August 2017

Sun Mon Tue Wed Thu Fri Sat
1
  • Yoga Group
  • NA Invitation to Live (rental group)
2
  • NA Race is Over (rental group)
3
  • Men's Breakfast
4
  • 12 Step Meditation (rental group)
5
  • Weekly Housekeeping
6
  • Blessing of the Animals Service
  • CODA - 12 step meeting
  • Augustine Fellowship
7
  • No Choice 12-Step Group (rental group)
8
  • Yoga Group
  • Finance Committee
  • NA Invitation to Live (rental group)
9
  • NA Race is Over (rental group)
10
11
  • 12 Step Meditation (rental group)
12
  • Weekly Housekeeping
13
  • SERVICE
  • CODA - 12 step meeting
  • Augustine Fellowship
14
  • Worship Committee
  • No Choice 12-Step Group (rental group)
15
  • Care Team Meeting - off site
  • Yoga Group
  • NA Invitation to Live (rental group)
16
  • NA Race is Over (rental group)
17
  • Men's Breakfast
  • Planning Committee Meeting
  • Social Justice Committee Meeting

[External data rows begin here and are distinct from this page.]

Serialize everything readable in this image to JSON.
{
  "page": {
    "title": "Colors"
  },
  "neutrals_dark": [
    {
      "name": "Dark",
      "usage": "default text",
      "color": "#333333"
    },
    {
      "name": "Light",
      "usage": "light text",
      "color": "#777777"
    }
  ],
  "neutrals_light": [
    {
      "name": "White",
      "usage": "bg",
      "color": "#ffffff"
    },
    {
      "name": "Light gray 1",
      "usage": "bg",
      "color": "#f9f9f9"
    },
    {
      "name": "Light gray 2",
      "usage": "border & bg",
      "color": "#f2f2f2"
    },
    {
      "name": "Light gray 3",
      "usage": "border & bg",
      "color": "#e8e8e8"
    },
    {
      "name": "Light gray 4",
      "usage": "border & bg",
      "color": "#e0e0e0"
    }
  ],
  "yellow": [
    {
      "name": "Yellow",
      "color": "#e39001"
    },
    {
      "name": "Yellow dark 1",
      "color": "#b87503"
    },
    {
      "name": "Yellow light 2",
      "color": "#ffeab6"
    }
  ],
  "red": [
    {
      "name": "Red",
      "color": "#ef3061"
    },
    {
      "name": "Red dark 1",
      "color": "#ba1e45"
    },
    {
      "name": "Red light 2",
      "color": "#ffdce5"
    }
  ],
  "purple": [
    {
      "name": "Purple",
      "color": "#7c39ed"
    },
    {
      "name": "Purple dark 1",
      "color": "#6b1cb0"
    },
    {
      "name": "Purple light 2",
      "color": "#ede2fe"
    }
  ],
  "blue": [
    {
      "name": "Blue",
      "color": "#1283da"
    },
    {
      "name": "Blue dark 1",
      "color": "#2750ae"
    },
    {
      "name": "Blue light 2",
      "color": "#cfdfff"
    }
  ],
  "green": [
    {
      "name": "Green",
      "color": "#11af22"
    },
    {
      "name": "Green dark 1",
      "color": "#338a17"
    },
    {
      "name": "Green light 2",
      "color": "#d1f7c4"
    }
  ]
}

18
  • 12 Step Meditation (rental group)
19
  • Weekly Housekeeping
20
  • SERVICE
  • CODA - 12 step meeting
  • Augustine Fellowship
21
  • UUCSS Book Group
  • No Choice 12-Step Group (rental group)
  • Board of Trustees
22
  • Private Memorial Service and Gathering for Battaglia
  • Yoga Group
  • NA Invitation to Live (rental group)
23
  • Resistance & Transformation: UU History, Theology, and Social Justice
  • NA Race is Over (rental group)
24
25
  • 12 Step Meditation (rental group)
26
  • Weekly Housekeeping
27
  • SERVICE
  • Theme Discussion: Joy
  • CODA - 12 step meeting
  • Augustine Fellowship
28
  • No Choice 12-Step Group (rental group)
  • Building & Grounds Committee
29
  • Yoga Group
  • NA Invitation to Live (rental group)
30
  • Resistance & Transformation: UU History, Theology, and Social Justice
  • NA Race is Over (rental group)
31